When a chef begins advice with “be prepared to ruin a lot of it before you’re good at it,” you know you’re up against a different animal, so to speak. In this case, the subject is octopus, and the chef offering the advice is Jonathan Krell, executive chef at Patrono, 305 N Walker.
“Cooking with octopus is like baking, in that the dish lets you know right away you didn’t do it right,” Krell says. “The best advice I can give is to try it dining out so you know what it’s supposed to taste like first … if you insist on making it at home.”
The caveat is not chef-ly arrogance, though: Octopus is famous for being one of the most difficult ingredients to work with. Gordon Ramsay once used profanity on a televised cooking show (which isn’t a vanishingly rare thing) when a contestant chose to work with grilled octopus.
Octopus has long been a staple of east Asian and Mediterranean cooking, but the cephalopod doesn’t usually find its way onto OKC menus … with some notable exceptions. Tokyo Japanese Restaurant, 7516 N Western, serves it in several of its rolls, and in Takoyaki – a traditional dish that uses minced, sliced or ground octopus in dumplings – and Takosu, a salad with sliced octopus. The dishes are exceptional, like everything else Tokyo does, and if you are looking for a solid introduction, that is a great place to begin.
Jason Campbell, executive chef at Mary Eddy’s in 21c Museum Hotel, 900 W Main, loves working with octopus, too.
“It’s the kind of dish I like to eat when I’m dining out, but I rarely do unless I know who prepared it,” Campbell says. “It’s a trust thing.”

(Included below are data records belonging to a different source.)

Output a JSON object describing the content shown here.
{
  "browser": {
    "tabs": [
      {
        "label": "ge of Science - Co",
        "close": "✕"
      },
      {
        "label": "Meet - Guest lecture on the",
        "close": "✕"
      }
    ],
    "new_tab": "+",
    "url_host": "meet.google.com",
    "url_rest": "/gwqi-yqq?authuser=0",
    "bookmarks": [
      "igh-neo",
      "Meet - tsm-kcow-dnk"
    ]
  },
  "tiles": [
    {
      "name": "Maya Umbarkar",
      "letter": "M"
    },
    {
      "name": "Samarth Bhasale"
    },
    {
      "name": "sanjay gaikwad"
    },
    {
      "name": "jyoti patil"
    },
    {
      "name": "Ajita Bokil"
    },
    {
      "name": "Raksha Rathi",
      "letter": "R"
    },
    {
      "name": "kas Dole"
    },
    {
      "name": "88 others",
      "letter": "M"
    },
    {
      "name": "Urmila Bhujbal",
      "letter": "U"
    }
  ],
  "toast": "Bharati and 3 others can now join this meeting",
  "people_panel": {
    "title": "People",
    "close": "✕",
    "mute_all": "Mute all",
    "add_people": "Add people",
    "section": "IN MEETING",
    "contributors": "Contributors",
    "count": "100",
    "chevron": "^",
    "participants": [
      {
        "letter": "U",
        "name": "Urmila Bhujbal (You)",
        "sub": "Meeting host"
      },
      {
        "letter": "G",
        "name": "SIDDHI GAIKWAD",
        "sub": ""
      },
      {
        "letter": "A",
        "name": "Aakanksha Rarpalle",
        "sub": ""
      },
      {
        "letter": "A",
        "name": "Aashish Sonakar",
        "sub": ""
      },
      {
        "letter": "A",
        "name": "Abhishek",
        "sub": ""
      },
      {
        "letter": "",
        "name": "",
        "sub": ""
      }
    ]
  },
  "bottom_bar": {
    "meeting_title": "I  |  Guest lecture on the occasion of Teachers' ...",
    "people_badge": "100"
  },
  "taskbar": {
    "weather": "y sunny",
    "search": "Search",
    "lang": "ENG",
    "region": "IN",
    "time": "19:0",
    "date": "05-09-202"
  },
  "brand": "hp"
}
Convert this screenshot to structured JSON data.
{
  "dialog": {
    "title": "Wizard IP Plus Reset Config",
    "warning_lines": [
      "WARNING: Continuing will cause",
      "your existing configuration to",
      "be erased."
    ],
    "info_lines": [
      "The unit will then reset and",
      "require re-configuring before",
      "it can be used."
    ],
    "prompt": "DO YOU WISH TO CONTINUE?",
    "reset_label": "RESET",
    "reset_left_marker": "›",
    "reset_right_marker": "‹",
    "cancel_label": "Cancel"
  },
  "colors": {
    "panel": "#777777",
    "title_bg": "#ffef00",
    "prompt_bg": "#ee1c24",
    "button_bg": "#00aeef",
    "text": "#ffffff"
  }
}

Campbell, who has his high quality Spanish octopus flown in, said he was nervous about putting it on Mary Eddy’s menu, but guests have responded well.
“We are on the third set of octopus, and it’s one of my favorite things on the menu,” he says.
The challenge of octopus is not really the flavor. Most diners, when trying octopus for the first time, find the taste pleasant – assuming it’s prepared properly. It’s a little bit briny, a little sweet and not at all “fishy,” which is a word Campbell never wants servers using to describe seafood.
“It’s really its own thing,” Campbell says, “and it’s incredibly versatile. The difficulty of octopus is the texture and the skin.”
Octopus needs to be boiled or braised before it can be used in a dish. Krell said he has boiled a large-ish octopus two hours and 45 minutes. Most home cooks don’t have that kind of time, and even if they do, the boiling is only step one.
“The skin is where it can really go bad,” Campbell says. “If you peel the skin, the octopus can dry out quickly, but if you don’t get the skin crispy, you’re left with something that is really … gelatinous.”
He paused before using the word, but it’s totally accurate. The two most common complaints about octopus are “slimy” skin and chewy texture. If it is overcooked, it can make overcooked calamari seem tender by comparison. To crisp the skin, Campbell flash fries the tentacles after braising and rolling them in very light batter. Krell opts for a hot grill. Either method requires high heat, to dry the skin quickly without drying the meat.
If the preparation is done properly, the octopus will be crispy outside and tender but al dente chewy within. From that point on, it can be used in a variety of dishes, but both chefs typically prefer it as an appetizer.
“I’ve seen it used many ways,” Campbell says, “even as a main course with pasta, but I like to have a few bites and then move onto something else.”
The Mary Eddy’s preparation involved citrus, garlic, cilantro, onions, charred shishito peppers and housemade sambal, a hot sauce most often associated with Indonesia, Malaysia and other southeast Asian nations. Campbell changes his menu constantly based on availability, so preparation likely will have changed when this issue arrives.
Krell will change his preparation, as well. His first octopus appetizer at Patrono featured crispy potatoes, pickled onions, garlic-lemon aioli and fresh radishes.
From a chef’s perspective, the beauty of octopus is that it can be used with an almost unlimited number of dishes in any season – or as Campbell puts it, “There are 1,001 ways to prepare it.”
Grand House, 2701 N Classen Blvd., uses thinly sliced cephalopod in its octopus salad, and it’s also available as a sashimi option. You can find it frozen in a few specialty grocers, but Krell warned against it. “It’ll most likely be terribly chewy,” he says. Always heed the caveats of good chefs – but when you find a source you like, get your tentacles on it, because octopus can be a true treat.